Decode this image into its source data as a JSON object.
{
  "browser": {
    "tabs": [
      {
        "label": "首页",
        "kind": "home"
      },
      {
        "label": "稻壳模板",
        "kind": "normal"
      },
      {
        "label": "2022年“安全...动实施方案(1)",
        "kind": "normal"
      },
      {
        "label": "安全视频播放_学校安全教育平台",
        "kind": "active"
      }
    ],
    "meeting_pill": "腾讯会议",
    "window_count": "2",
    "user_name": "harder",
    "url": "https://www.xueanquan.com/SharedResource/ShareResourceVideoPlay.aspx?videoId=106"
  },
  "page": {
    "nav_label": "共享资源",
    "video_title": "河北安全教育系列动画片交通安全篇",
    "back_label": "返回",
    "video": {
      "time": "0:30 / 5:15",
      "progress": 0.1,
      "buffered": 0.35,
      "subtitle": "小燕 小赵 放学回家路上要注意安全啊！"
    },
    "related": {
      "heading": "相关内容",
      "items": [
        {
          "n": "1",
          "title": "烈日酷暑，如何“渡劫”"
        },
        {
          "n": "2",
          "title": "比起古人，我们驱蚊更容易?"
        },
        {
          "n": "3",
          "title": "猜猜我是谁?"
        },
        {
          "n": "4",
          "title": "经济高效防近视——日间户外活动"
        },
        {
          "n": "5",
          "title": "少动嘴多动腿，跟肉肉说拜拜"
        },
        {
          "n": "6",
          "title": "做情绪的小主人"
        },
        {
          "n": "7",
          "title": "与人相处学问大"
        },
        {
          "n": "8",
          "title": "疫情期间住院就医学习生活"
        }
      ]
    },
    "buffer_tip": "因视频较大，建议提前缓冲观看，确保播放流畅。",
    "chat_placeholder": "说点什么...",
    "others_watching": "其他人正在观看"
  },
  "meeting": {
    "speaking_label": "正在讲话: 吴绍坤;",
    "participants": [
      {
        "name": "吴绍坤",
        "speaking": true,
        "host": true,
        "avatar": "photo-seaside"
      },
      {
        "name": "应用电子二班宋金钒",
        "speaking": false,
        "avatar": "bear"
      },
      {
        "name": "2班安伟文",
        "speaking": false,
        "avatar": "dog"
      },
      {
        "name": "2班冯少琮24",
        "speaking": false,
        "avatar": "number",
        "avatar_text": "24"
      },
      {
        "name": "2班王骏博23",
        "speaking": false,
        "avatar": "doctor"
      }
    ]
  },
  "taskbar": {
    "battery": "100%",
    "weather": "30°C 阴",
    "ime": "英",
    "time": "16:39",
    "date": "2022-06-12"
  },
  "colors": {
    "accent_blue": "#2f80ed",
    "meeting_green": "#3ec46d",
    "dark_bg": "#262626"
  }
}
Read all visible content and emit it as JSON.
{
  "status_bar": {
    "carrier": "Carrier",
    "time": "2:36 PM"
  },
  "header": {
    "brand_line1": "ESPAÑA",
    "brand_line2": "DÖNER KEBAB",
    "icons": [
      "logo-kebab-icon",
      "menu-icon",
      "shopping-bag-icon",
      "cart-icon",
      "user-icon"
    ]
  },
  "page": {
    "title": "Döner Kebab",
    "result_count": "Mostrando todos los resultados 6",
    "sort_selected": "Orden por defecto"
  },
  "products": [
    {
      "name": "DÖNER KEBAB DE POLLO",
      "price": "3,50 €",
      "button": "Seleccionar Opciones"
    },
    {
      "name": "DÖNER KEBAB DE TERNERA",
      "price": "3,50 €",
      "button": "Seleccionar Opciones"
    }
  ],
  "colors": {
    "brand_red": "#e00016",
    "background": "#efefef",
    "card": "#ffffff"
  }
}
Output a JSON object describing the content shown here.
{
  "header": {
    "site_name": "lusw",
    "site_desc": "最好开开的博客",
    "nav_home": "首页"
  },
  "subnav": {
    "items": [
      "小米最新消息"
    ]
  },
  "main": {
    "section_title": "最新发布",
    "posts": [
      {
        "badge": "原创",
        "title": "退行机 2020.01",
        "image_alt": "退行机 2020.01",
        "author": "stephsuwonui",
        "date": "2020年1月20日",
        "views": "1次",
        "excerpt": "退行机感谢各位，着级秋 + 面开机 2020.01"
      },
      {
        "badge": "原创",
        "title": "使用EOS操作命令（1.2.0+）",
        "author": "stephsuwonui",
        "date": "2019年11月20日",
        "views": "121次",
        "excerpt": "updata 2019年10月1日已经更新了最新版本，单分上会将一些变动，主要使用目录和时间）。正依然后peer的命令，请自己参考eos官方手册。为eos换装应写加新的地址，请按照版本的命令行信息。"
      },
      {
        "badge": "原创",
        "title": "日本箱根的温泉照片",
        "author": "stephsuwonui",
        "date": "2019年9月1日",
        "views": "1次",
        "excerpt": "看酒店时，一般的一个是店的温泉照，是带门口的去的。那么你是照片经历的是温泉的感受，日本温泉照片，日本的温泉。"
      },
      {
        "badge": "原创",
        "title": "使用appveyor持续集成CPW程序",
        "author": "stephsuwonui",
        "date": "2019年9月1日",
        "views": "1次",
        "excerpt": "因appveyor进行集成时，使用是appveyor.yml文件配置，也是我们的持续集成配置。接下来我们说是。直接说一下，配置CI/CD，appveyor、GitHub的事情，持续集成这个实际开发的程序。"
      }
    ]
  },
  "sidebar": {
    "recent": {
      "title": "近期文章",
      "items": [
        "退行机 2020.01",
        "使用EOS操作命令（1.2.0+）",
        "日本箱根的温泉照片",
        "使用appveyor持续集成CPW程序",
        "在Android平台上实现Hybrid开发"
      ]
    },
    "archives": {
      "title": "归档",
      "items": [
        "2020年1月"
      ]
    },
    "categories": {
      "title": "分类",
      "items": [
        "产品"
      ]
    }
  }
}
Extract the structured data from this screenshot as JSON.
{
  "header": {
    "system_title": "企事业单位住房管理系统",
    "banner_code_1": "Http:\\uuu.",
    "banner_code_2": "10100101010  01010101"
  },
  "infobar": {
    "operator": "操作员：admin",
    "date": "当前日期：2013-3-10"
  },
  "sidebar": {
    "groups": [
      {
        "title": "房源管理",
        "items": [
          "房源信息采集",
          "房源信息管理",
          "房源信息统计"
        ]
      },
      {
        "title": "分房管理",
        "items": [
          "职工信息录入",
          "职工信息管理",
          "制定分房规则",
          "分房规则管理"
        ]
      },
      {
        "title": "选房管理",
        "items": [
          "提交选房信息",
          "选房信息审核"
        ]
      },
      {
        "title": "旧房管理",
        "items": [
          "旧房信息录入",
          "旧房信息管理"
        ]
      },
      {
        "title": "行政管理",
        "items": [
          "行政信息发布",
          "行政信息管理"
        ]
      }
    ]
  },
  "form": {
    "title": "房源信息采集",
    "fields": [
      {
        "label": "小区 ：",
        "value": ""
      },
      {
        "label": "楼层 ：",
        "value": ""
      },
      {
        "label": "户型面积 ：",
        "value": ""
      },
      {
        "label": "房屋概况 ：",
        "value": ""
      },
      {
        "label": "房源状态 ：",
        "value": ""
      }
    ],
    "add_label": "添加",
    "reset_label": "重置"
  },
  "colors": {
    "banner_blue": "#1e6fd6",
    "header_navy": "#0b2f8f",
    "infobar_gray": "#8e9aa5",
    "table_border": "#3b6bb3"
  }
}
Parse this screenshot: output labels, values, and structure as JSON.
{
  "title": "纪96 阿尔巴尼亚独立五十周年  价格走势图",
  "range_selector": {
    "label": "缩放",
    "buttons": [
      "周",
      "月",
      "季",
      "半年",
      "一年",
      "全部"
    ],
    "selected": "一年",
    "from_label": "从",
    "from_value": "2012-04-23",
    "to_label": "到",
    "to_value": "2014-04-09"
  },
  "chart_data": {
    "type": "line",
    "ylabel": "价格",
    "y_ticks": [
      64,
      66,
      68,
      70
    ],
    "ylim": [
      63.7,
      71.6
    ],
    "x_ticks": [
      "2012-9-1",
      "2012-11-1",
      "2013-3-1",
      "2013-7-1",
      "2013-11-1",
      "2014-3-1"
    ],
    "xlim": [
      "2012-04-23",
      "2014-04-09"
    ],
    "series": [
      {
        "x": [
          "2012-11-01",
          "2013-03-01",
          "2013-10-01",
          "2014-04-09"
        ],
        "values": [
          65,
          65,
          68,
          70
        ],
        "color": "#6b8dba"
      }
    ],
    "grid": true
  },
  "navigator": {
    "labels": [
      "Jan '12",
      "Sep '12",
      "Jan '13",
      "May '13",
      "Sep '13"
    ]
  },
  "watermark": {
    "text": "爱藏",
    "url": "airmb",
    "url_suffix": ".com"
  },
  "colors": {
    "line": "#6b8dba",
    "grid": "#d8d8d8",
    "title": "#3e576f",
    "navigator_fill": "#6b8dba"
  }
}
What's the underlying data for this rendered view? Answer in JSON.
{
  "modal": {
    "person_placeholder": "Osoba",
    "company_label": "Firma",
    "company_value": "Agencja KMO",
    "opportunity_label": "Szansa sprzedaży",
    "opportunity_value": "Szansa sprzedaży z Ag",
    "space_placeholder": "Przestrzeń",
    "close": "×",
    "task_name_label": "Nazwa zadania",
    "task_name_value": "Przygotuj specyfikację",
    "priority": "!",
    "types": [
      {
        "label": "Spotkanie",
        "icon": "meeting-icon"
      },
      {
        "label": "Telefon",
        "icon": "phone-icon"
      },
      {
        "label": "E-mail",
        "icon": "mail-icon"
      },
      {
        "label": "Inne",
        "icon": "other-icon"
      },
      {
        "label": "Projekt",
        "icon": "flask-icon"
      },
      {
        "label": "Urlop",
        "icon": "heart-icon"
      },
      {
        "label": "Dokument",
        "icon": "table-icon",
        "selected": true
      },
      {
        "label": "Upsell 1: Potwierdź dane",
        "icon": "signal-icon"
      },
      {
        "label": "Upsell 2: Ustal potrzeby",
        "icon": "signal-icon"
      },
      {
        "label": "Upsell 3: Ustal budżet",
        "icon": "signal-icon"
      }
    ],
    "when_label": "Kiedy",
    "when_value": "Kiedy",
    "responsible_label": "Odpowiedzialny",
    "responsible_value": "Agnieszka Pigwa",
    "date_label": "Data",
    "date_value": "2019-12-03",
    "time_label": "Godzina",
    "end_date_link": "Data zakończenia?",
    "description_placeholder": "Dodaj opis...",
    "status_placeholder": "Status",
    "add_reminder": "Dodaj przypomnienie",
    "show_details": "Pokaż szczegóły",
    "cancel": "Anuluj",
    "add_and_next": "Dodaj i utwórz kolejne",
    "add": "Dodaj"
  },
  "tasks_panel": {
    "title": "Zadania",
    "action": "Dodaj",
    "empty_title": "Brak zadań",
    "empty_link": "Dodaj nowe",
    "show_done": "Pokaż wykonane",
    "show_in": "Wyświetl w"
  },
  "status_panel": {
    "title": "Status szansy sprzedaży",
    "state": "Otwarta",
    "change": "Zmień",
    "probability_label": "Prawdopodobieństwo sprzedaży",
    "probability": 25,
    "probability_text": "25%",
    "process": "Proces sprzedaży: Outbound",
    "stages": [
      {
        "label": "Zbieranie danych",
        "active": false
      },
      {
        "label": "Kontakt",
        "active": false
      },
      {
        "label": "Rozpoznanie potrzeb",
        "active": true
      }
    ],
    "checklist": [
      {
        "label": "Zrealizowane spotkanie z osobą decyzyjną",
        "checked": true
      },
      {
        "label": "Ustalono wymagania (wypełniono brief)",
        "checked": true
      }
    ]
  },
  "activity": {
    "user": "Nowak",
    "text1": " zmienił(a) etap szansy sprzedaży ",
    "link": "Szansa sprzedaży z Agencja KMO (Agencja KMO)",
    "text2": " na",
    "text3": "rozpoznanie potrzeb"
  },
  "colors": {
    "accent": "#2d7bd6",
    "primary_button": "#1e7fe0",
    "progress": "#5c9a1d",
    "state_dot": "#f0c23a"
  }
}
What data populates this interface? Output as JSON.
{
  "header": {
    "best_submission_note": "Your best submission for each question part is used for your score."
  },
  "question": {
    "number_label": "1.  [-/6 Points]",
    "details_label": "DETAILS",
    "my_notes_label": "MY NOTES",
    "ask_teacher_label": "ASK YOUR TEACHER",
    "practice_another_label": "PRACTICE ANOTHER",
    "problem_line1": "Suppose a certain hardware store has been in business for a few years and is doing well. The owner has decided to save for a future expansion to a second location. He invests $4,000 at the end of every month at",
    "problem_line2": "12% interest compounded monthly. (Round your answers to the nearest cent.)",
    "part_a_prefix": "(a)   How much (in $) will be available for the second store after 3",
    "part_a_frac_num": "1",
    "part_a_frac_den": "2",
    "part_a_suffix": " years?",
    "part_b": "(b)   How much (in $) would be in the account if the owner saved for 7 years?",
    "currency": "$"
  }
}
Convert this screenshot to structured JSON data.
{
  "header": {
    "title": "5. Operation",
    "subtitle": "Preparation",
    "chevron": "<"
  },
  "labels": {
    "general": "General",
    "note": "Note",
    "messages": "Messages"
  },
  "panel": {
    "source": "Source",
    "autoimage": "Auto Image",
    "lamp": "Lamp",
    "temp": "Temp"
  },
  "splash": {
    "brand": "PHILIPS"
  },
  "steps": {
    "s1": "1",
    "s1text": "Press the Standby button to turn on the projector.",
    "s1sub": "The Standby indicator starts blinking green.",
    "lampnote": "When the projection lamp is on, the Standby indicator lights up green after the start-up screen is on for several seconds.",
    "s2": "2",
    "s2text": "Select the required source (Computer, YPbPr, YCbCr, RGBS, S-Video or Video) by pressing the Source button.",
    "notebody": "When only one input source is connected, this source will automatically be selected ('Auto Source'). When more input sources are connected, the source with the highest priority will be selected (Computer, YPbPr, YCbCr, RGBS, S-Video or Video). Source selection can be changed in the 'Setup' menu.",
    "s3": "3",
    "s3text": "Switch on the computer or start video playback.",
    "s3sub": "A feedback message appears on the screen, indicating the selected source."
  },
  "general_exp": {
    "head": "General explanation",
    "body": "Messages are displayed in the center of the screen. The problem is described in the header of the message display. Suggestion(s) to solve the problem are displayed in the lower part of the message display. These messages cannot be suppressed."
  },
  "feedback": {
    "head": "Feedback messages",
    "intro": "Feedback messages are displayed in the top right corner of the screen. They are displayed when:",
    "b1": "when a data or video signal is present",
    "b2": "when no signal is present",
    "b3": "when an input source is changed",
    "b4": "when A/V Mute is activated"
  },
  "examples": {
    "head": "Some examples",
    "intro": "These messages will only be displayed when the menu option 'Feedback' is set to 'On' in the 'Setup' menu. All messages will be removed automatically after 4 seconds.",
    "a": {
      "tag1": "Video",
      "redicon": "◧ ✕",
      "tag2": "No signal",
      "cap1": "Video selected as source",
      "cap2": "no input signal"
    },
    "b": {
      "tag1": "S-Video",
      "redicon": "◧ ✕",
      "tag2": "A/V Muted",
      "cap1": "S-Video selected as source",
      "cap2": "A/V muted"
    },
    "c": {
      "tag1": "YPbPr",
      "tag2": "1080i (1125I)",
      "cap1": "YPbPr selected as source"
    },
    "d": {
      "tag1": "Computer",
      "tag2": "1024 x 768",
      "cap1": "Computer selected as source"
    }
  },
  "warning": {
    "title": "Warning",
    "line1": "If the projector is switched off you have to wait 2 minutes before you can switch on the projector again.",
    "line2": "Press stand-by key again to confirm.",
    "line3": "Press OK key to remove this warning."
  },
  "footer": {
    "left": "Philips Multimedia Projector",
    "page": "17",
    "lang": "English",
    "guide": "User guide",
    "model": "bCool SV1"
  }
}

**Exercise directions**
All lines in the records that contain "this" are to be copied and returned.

**Reply**
Decode this image into its source data as a JSON object.
Extract the structured data from this screenshot as JSON.
Parse this screenshot: output labels, values, and structure as JSON.
What's the underlying data for this rendered view? Answer in JSON.
What data populates this interface? Output as JSON.
Convert this screenshot to structured JSON data.
    "notebody": "When only one input source is connected, this source will automatically be selected ('Auto Source'). When more input sources are connected, the source with the highest priority will be selected (Computer, YPbPr, YCbCr, RGBS, S-Video or Video). Source selection can be changed in the 'Setup' menu.",
    "line3": "Press OK key to remove this warning."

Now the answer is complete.